** SUPPLIED RECORDS follows **

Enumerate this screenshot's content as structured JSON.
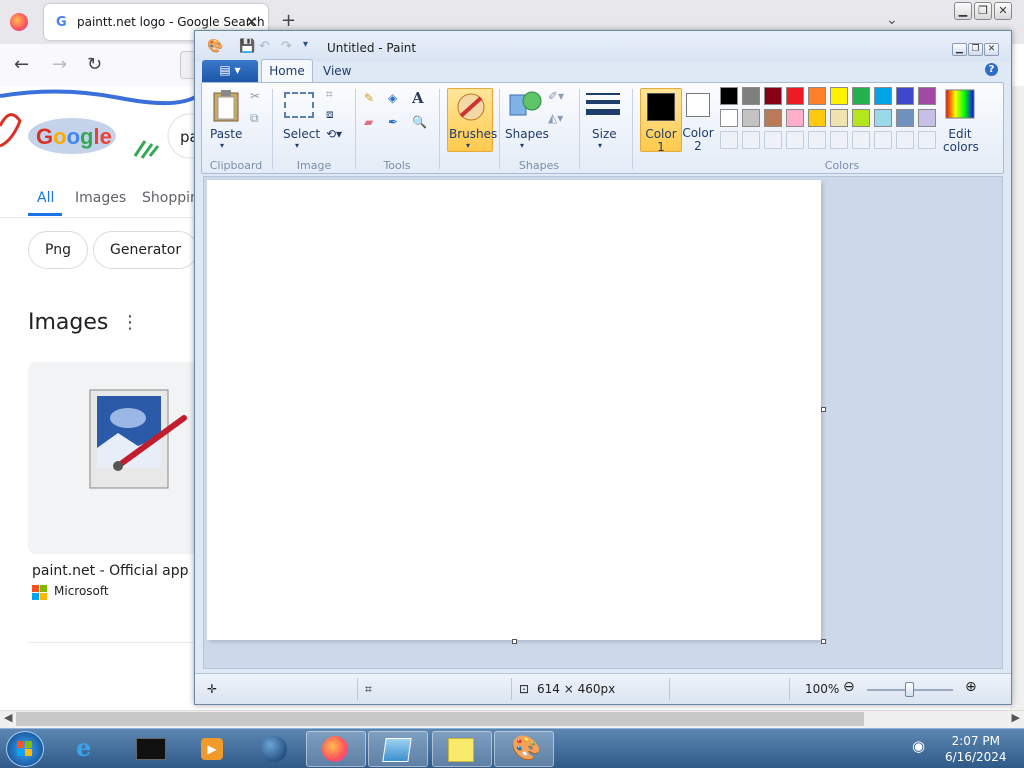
{
  "browser": {
    "tab_title": "paintt.net logo - Google Search",
    "close_glyph": "✕",
    "new_tab_glyph": "+",
    "list_all_tabs_glyph": "⌄",
    "nav": {
      "back": "←",
      "forward": "→",
      "reload": "↻"
    }
  },
  "google": {
    "search_query_partial": "pa",
    "tabs": [
      "All",
      "Images",
      "Shoppin"
    ],
    "chips": [
      "Png",
      "Generator"
    ],
    "images_heading": "Images",
    "result_title": "paint.net - Official app in t",
    "result_source": "Microsoft"
  },
  "paint": {
    "window_title": "Untitled - Paint",
    "tabs": {
      "home": "Home",
      "view": "View"
    },
    "groups": {
      "clipboard": "Clipboard",
      "image": "Image",
      "tools": "Tools",
      "shapes": "Shapes",
      "colors": "Colors"
    },
    "buttons": {
      "paste": "Paste",
      "select": "Select",
      "brushes": "Brushes",
      "shapes": "Shapes",
      "size": "Size",
      "color1": "Color\n1",
      "color1_a": "Color",
      "color1_b": "1",
      "color2_a": "Color",
      "color2_b": "2",
      "edit_colors_a": "Edit",
      "edit_colors_b": "colors"
    },
    "color1": "#000000",
    "color2": "#ffffff",
    "palette_row1": [
      "#000000",
      "#7f7f7f",
      "#880015",
      "#ed1c24",
      "#ff7f27",
      "#fff200",
      "#22b14c",
      "#00a2e8",
      "#3f48cc",
      "#a349a4"
    ],
    "palette_row2": [
      "#ffffff",
      "#c3c3c3",
      "#b97a57",
      "#ffaec9",
      "#ffc90e",
      "#efe4b0",
      "#b5e61d",
      "#99d9ea",
      "#7092be",
      "#c8bfe7"
    ],
    "status": {
      "canvas_size": "614 × 460px",
      "zoom": "100%"
    }
  },
  "taskbar": {
    "time": "2:07 PM",
    "date": "6/16/2024"
  }
}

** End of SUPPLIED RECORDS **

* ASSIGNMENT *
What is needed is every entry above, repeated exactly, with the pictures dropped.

* RESULT FOR THIS TASK *
Enumerate this screenshot's content as structured JSON.
{
  "browser": {
    "tab_title": "paintt.net logo - Google Search",
    "close_glyph": "✕",
    "new_tab_glyph": "+",
    "list_all_tabs_glyph": "⌄",
    "nav": {
      "back": "←",
      "forward": "→",
      "reload": "↻"
    }
  },
  "google": {
    "search_query_partial": "pa",
    "tabs": [
      "All",
      "Images",
      "Shoppin"
    ],
    "chips": [
      "Png",
      "Generator"
    ],
    "images_heading": "Images",
    "result_title": "paint.net - Official app in t",
    "result_source": "Microsoft"
  },
  "paint": {
    "window_title": "Untitled - Paint",
    "tabs": {
      "home": "Home",
      "view": "View"
    },
    "groups": {
      "clipboard": "Clipboard",
      "image": "Image",
      "tools": "Tools",
      "shapes": "Shapes",
      "colors": "Colors"
    },
    "buttons": {
      "paste": "Paste",
      "select": "Select",
      "brushes": "Brushes",
      "shapes": "Shapes",
      "size": "Size",
      "color1": "Color\n1",
      "color1_a": "Color",
      "color1_b": "1",
      "color2_a": "Color",
      "color2_b": "2",
      "edit_colors_a": "Edit",
      "edit_colors_b": "colors"
    },
    "color1": "#000000",
    "color2": "#ffffff",
    "palette_row1": [
      "#000000",
      "#7f7f7f",
      "#880015",
      "#ed1c24",
      "#ff7f27",
      "#fff200",
      "#22b14c",
      "#00a2e8",
      "#3f48cc",
      "#a349a4"
    ],
    "palette_row2": [
      "#ffffff",
      "#c3c3c3",
      "#b97a57",
      "#ffaec9",
      "#ffc90e",
      "#efe4b0",
      "#b5e61d",
      "#99d9ea",
      "#7092be",
      "#c8bfe7"
    ],
    "status": {
      "canvas_size": "614 × 460px",
      "zoom": "100%"
    }
  },
  "taskbar": {
    "time": "2:07 PM",
    "date": "6/16/2024"
  }
}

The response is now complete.